Python Adapter Design Pattern

1. Definition

The Adapter Design Pattern allows objects with incompatible interfaces to work together. It acts as a bridge between two interfaces, converting one interface into another based on requirement.

2. Problem Statement

Imagine you have a legacy application that returns data in a specific format. Now, you're building a new system that expects data in a different format. Instead of refactoring the old system (which might be risky and time-consuming), you need a solution to make these two systems work together seamlessly.

3. Solution

The Adapter Pattern provides this solution by introducing a class that joins functionalities of independent or incompatible interfaces. The Adapter class will translate calls from the new system to the old system without altering the existing code.

4. Real-World Use Cases

1. Making legacy software compatible with new systems.

2. Adapting data from third-party APIs to fit application-specific needs.
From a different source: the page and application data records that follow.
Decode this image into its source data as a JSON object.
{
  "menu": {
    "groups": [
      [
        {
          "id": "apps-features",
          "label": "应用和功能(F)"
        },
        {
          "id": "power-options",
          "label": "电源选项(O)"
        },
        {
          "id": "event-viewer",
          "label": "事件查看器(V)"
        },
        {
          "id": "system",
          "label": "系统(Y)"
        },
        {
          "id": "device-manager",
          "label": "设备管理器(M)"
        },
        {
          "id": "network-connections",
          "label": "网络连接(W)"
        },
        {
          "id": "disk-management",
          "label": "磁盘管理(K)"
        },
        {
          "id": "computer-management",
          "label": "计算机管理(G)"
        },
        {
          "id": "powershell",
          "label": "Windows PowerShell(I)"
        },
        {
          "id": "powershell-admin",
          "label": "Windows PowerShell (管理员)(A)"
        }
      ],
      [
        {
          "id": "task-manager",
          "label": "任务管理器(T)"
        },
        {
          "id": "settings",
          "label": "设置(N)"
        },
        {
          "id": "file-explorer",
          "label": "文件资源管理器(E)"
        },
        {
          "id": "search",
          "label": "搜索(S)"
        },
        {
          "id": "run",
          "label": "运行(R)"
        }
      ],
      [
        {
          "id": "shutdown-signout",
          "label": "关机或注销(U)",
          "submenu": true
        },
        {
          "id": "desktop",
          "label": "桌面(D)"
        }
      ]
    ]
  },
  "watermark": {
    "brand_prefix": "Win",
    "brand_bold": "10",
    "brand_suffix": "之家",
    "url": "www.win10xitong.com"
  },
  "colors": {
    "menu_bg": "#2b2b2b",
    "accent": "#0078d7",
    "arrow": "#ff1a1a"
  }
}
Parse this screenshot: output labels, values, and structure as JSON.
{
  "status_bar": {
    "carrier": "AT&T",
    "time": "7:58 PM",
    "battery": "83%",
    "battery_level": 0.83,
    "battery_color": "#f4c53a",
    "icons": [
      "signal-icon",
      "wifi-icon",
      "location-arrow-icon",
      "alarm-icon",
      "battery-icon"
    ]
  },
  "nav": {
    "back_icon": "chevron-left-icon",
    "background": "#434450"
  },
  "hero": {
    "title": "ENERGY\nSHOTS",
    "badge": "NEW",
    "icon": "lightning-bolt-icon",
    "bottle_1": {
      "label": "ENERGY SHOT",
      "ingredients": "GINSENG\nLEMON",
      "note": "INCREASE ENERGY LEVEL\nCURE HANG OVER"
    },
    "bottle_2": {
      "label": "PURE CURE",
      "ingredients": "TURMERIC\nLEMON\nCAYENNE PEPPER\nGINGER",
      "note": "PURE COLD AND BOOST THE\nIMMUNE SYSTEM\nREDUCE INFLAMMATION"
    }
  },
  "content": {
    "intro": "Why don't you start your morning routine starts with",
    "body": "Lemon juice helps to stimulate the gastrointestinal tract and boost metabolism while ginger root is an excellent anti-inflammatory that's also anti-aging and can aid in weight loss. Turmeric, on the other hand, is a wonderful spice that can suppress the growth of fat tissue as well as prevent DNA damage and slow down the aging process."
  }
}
3. Integrating components in software libraries that have different interfaces.

5. Implementation Steps

1. Identify the target interface that the client requires.

2. Create an adapter class that implements the target interface.

3. In the adapter class, reference the interface of the legacy code.

4. Implement the methods of the target interface in the adapter using the legacy code interface.

6. Implementation in Python

# Legacy code: Old system that returns data in XML format
class LegacySystem:
    def get_data_as_xml(self):
        return "<data>Hello from Legacy System</data>"
# Target interface: New system expects data in JSON format
class TargetInterface:
    def get_data_as_json(self):
# Adapter
class Adapter(TargetInterface):
    def __init__(self, legacy_system):
        self.legacy_system = legacy_system
    def get_data_as_json(self):
        xml_data = self.legacy_system.get_data_as_xml()
        # Convert XML to JSON (simplified for this example)
        json_data = {"data": xml_data.replace("<data>", "").replace("</data>", "")}
        return json_data
# Client Code
legacy = LegacySystem()
adapter = Adapter(legacy)


{'data': 'Hello from Legacy System'}


1. LegacySystem represents the old system that returns data in XML format.

2. TargetInterface represents the new system interface that expects data in JSON.

3. Adapter implements TargetInterface and converts data from XML (old system) to JSON (new system).

4. In the client code, an instance of LegacySystem is wrapped inside Adapter, enabling it to fetch data in the required JSON format.

7. When to use?

The Adapter Pattern is useful when:

1. You want to use a class that doesn't have the interface you require.

2. You want to create a reusable class that works with classes that don't necessarily have compatible interfaces.

3. You need to use several existing subclasses, but it's impractical to subclass each one to standardize their interfaces.